• _WHAT THIS TASK INVOLVES_: From the entries below, copy each line in which the word "JSON" occurs.

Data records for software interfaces
·····

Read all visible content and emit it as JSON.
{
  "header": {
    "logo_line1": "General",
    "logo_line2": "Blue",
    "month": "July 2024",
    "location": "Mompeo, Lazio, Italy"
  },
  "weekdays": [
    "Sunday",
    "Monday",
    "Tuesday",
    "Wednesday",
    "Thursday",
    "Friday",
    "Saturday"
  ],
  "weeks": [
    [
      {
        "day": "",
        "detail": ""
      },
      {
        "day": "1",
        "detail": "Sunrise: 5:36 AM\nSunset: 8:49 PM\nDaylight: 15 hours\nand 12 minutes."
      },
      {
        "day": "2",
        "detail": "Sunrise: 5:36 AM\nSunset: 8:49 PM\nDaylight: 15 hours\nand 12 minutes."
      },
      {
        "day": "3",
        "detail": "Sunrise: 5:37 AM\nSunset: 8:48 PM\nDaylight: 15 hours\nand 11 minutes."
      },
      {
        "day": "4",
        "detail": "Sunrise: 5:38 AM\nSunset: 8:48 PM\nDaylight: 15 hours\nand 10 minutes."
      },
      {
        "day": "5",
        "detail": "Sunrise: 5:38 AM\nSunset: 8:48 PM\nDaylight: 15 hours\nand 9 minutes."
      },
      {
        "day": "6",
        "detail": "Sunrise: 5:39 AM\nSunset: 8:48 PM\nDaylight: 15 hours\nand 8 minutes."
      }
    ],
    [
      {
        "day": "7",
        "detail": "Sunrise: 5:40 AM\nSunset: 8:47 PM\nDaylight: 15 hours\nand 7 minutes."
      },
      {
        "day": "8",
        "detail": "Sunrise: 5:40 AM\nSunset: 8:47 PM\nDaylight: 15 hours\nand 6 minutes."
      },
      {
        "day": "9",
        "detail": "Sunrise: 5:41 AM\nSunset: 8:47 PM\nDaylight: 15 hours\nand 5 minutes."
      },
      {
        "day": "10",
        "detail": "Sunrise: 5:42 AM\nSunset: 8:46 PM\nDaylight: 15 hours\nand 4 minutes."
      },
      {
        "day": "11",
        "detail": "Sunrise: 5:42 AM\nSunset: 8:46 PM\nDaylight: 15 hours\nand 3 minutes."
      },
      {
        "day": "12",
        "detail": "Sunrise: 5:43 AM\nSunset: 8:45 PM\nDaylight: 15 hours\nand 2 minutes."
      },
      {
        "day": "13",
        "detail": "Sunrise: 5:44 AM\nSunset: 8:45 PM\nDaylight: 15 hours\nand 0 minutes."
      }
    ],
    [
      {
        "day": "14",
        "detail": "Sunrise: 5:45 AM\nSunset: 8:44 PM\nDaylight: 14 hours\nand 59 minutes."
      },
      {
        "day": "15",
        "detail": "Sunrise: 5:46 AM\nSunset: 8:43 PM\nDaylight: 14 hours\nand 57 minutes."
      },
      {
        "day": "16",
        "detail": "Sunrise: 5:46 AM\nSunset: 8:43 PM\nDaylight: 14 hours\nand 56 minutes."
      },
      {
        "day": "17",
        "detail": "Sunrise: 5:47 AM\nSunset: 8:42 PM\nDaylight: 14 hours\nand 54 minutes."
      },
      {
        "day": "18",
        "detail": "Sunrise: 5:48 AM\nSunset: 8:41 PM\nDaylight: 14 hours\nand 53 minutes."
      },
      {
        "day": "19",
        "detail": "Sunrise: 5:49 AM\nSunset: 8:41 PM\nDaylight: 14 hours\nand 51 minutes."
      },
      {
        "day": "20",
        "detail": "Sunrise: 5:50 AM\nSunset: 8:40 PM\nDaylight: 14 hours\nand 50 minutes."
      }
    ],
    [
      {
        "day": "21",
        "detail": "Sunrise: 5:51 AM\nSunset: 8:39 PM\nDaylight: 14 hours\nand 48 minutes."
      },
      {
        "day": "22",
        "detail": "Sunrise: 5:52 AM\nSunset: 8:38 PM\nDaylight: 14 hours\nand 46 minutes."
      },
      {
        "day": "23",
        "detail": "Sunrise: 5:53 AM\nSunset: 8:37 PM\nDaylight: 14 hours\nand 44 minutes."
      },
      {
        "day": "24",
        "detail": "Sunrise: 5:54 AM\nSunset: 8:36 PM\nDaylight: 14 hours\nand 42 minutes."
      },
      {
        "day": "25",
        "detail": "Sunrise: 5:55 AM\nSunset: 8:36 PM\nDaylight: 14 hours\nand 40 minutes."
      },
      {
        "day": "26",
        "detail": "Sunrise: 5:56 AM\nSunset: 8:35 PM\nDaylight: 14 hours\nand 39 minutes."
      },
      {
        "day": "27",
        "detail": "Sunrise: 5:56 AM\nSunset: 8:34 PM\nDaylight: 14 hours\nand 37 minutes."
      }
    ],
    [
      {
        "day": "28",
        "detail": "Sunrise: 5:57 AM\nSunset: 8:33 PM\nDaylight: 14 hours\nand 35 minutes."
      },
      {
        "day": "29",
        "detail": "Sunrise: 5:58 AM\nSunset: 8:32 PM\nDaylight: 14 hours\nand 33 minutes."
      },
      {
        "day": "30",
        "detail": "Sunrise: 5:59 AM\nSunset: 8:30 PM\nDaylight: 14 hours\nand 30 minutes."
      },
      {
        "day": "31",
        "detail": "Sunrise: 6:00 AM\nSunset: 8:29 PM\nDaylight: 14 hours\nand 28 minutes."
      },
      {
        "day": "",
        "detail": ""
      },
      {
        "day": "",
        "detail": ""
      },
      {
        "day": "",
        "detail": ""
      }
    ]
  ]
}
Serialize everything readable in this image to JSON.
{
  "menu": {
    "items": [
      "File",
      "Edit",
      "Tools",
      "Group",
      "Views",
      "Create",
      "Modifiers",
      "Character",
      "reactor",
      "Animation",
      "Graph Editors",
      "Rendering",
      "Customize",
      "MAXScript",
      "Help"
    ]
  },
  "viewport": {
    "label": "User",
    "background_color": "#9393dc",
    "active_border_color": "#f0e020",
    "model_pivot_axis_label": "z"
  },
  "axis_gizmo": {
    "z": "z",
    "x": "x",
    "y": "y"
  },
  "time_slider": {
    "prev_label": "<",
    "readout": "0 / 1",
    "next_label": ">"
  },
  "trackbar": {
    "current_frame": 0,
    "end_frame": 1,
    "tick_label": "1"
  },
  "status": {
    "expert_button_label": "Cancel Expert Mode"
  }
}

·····

• _TASK OUTPUT_:
Read all visible content and emit it as JSON.
Serialize everything readable in this image to JSON.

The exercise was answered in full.